New digital coins are generated automatically into the account of the miner that places the next block on the blockchain. For example, with a single bitcoin at $20,000, $18 million worth of new bitcoins are generated every day until 2024 when the number of coins is reduced (see Bitcoin halving). The block reward also includes the fees paid by the initiators of the transactions. See orphan block, Bitcoin mining and digital gold.

Bitcoin Is Deflationary
The Bitcoin block subsidy began with 50 bitcoins (BTC) per block and cuts in half every 210,000 blocks, roughly every four years. Designed to end in 2140, it becomes more difficult to reap monetary benefit from the reward as time passes unless the price of one bitcoin rises in concert. After 2140, a miner's reward will be derived only from transaction fees. Because of this cap, Bitcoin is considered a deflationary currency. See Bitcoin.

Ethereum Is Inflationary
In contrast, Ethereum has no cap. At the time of launch, 72 million ether (ETH) were created, and 60 million were awarded to its founders.
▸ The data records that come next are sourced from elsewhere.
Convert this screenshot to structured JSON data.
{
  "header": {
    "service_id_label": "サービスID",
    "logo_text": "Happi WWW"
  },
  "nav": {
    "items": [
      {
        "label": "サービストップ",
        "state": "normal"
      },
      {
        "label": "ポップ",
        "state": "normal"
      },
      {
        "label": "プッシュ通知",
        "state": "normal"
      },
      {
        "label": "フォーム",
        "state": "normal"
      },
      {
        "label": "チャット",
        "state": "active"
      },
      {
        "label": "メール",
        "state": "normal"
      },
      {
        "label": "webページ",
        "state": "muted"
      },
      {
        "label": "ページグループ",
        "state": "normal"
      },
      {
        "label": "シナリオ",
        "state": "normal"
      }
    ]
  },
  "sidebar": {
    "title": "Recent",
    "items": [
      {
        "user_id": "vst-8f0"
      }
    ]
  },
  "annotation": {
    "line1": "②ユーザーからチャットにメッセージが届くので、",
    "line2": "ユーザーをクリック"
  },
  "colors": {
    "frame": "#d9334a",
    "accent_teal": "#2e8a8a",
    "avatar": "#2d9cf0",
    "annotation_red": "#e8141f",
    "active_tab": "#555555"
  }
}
Because of its inflationary nature, the block reward was reduced periodically from its original 5 ETH to 2 in 2022. See Ethereum and Ethereum 2.0.